* [ASSIGNMENT] Determine how many lines in the listing contain the string "time"; respond with the number alone.

* [EXTRACTED RECORDS]
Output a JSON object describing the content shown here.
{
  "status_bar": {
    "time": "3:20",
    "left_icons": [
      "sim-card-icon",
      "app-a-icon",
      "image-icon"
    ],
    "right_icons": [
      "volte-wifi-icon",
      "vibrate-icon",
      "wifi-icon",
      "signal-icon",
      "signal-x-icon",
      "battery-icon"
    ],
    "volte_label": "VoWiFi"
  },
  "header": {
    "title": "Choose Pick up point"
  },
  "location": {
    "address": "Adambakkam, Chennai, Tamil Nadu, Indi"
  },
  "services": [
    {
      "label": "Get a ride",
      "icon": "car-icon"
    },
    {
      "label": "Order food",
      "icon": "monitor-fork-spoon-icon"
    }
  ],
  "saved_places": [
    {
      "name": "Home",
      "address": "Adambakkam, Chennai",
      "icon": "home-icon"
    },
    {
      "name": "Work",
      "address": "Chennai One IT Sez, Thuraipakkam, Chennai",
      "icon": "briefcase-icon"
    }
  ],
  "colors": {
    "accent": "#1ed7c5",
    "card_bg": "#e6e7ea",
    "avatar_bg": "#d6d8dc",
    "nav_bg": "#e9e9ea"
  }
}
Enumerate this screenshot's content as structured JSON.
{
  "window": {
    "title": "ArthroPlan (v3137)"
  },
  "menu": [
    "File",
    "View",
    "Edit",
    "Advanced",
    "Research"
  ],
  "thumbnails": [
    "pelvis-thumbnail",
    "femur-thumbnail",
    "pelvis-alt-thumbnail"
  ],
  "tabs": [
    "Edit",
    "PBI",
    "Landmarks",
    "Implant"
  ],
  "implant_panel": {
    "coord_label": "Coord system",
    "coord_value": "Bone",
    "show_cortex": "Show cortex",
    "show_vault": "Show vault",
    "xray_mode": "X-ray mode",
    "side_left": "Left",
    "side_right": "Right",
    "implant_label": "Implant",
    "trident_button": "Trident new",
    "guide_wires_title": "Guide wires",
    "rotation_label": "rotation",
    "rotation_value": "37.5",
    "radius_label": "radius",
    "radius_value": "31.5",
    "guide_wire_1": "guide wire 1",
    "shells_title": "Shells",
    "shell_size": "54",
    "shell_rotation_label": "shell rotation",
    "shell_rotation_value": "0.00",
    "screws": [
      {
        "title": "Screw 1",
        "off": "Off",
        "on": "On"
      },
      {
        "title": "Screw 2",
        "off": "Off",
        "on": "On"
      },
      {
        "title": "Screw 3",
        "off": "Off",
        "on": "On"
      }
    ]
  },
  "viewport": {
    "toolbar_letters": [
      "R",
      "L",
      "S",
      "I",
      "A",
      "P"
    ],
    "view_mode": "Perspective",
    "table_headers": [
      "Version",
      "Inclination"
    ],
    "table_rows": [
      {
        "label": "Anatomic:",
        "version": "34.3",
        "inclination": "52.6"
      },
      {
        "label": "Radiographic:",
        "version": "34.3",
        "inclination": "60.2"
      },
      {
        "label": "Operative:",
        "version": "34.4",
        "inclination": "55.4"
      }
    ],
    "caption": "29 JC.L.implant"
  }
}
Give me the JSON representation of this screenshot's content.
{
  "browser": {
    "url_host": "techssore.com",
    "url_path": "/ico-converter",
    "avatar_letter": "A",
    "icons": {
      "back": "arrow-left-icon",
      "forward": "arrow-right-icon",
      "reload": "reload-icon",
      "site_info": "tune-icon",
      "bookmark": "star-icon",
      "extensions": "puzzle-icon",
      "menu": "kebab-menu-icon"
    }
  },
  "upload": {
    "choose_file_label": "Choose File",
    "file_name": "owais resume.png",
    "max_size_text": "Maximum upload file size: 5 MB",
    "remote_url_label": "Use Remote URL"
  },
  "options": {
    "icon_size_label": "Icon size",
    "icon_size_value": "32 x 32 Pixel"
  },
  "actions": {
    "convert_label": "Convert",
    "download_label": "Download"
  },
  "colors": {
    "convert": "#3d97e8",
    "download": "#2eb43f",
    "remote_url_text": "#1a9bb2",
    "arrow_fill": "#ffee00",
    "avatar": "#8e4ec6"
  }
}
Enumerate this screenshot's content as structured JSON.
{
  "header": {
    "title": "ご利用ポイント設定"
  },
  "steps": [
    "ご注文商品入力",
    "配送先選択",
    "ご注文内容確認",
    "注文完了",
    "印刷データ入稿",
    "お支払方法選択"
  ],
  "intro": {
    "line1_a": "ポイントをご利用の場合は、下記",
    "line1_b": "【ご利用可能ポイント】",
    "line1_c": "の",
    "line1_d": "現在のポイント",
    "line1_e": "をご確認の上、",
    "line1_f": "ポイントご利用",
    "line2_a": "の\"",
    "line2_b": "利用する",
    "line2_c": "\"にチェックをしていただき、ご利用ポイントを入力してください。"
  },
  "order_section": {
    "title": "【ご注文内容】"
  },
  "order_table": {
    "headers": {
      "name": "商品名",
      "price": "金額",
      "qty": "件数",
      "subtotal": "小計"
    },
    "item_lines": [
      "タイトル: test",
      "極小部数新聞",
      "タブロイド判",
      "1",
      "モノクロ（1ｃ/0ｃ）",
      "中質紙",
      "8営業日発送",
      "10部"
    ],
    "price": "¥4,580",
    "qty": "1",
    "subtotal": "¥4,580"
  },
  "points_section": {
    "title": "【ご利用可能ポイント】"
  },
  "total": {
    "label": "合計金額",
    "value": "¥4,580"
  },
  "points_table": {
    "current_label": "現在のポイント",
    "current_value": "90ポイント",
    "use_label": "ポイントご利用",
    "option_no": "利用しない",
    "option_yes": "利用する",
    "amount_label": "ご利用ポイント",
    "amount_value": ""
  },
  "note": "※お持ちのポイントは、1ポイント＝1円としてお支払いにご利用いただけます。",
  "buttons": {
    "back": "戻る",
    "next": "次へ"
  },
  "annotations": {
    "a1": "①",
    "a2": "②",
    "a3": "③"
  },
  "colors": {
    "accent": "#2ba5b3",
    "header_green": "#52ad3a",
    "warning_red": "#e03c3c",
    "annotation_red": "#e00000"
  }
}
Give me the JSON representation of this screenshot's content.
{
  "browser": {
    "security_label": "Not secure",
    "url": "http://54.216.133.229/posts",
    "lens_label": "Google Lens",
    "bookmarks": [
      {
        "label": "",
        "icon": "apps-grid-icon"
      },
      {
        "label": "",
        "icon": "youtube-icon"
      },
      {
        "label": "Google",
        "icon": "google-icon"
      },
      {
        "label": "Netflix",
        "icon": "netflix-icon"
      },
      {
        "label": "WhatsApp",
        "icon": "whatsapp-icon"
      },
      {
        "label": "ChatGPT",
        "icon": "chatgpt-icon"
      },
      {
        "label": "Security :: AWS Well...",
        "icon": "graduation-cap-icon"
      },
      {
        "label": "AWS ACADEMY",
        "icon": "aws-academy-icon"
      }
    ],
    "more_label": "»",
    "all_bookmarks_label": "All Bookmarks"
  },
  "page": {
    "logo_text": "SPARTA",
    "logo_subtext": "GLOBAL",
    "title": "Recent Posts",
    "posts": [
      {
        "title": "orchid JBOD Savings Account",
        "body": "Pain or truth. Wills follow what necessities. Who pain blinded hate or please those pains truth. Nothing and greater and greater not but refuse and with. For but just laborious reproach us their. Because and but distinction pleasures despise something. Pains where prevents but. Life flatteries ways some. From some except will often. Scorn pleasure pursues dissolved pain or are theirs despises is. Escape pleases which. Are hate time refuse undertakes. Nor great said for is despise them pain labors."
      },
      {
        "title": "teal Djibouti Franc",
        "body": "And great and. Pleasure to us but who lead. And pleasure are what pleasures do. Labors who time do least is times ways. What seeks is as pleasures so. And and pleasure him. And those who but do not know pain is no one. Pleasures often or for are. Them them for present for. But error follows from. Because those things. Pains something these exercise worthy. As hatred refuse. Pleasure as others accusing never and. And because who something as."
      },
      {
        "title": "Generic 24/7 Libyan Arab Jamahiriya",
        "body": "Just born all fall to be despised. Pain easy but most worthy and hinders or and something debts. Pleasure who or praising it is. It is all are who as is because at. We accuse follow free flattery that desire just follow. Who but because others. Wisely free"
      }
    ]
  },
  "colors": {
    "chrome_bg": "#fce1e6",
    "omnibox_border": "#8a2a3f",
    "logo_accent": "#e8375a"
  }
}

* [RESPONSE TO THIS TASK] 3